MATERIAL FOR THIS EXERCISE START
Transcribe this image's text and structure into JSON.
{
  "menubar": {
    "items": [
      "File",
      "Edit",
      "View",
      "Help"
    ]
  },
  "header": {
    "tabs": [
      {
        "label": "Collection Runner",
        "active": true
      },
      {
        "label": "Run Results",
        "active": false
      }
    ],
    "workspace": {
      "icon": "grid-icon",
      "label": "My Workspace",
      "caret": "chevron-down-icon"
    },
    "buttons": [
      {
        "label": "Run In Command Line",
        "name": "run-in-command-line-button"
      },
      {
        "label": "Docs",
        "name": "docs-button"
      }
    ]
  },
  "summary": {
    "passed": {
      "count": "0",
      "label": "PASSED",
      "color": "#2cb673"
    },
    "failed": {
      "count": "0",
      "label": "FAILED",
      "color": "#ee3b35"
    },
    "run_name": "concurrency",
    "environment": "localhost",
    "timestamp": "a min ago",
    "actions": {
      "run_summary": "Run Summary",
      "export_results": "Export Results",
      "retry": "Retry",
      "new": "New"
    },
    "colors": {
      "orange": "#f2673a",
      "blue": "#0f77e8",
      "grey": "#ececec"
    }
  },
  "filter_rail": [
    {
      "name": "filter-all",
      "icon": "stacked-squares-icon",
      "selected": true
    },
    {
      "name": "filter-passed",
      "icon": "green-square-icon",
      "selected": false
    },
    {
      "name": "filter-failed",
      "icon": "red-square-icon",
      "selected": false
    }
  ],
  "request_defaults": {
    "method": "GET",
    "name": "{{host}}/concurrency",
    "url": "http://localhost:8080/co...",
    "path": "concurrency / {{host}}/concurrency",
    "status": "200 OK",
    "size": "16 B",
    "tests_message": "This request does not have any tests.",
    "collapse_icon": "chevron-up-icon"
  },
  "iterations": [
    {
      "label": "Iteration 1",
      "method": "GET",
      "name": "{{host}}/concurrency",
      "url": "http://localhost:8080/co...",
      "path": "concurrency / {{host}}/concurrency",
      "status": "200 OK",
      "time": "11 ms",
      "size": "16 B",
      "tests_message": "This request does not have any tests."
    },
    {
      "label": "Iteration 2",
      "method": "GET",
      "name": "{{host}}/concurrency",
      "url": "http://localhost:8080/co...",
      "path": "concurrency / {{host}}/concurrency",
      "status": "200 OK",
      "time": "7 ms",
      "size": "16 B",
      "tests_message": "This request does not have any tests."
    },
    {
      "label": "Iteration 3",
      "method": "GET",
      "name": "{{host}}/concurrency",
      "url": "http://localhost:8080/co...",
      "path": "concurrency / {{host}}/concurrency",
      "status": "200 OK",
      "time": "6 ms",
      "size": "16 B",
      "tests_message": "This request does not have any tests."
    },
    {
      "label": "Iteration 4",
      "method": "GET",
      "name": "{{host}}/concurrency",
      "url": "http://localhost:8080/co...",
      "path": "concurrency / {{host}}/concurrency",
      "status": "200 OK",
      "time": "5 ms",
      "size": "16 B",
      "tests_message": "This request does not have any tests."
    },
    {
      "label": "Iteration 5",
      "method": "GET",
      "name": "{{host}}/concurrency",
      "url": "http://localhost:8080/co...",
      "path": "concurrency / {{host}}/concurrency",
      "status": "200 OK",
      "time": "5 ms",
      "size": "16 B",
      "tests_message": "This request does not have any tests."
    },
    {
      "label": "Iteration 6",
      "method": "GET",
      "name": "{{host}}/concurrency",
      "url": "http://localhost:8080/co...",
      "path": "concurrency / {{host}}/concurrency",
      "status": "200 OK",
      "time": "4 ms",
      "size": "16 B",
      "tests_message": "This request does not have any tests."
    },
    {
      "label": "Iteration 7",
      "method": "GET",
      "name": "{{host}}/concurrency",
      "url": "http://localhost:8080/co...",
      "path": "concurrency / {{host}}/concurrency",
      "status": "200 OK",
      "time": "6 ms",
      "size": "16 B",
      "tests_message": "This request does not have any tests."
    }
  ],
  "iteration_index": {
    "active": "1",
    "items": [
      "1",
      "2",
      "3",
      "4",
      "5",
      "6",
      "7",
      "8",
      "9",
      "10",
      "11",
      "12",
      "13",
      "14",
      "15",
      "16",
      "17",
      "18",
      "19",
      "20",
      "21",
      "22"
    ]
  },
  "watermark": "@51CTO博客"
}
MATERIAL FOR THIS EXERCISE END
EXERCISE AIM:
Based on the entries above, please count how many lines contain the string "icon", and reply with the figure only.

REPLY TO THE EXERCISE:
6